NEW YORK: Flying cars are no longer just a dream as Slovakian start-up company AeroMobil has developed a hybridised vehicle which may be available as soon as 2016.
Aeromobil 3.0 over a century after the Wright brothers completed their first successful flight and Henry Ford introduced the world’s first mass market automobile, the two technologies have come together to form the first consumer flying car. Although the European Union has supported research into flying vehicles in an attempt to find a solution to traffic congestion for years, AeroMobil’s third working prototype proves that the company is likely ahead of the pack with their technology. The AeroMobil 3.0 seats two people, runs on regular fuel and can drive on standard roads. The flying car needs to reach a speed of 130 kilometres per hour, and requires an open road of 200 meters to lift off, can safely fly as fast as 200 kilometres per hour, and only needs 50 meters of open road to land. The car can fly distances of up to 700 kilometres.
A stationary version of the car was presented in Vienna at the end of October. The developers initially planned a public test flight which was cancelled due to government transport restrictions, proving that there will be a lot of red tape before the vehicle can be released into certain markets. However, the founders are confident and the company’s CEO Juraj Vaculik says, “We truly believe that this will change personal transportation.”
The flying vehicle has been in the making for twenty-five years since company co-founder and engineer Stefan Klein began working on a winged contraption in his garage. Klein was a department head at the Slovakian Academy of Fine Arts and Design, and also worked on building an excavator for a Swiss company and a golf cart for a Polish company, before focusing his efforts on the flying car. Juraj Vaculik joined the venture after a career in advertising.
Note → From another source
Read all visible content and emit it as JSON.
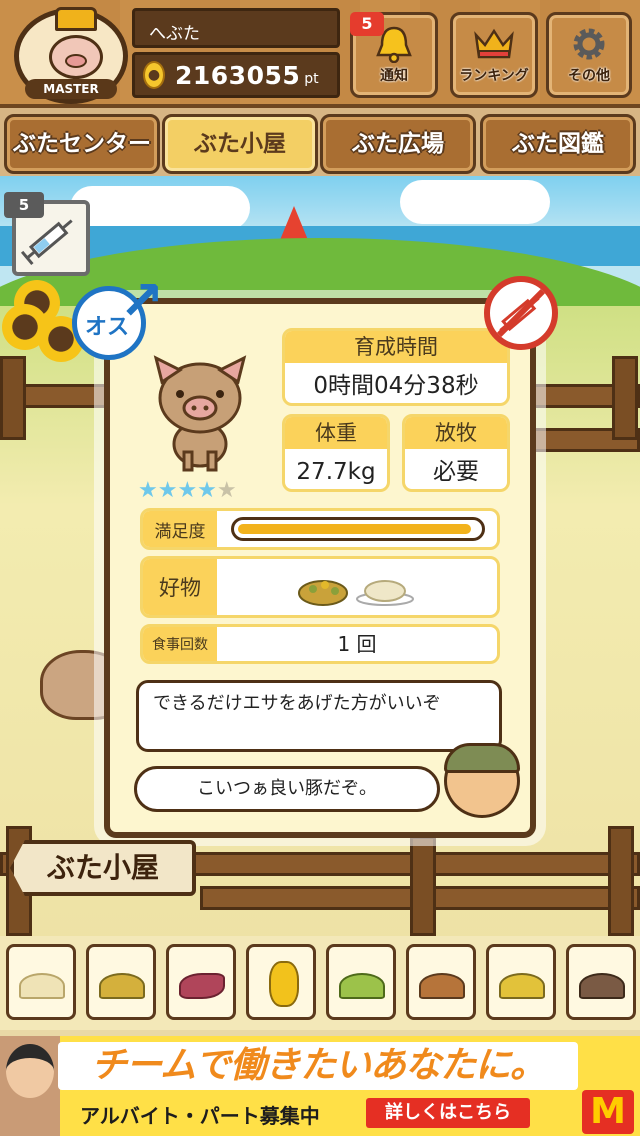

Although the vehicle may be convenient and eventually help decongest the highways as well as get commuters to their destinations faster, it will initially not be a viable option for anybody without sufficiently deep pockets to purchase it. It will take at least two years until it is ready for mass production and when released, will likely have the same cost as a “super luxury roadster” and a small airplane combined, according to Vaculik.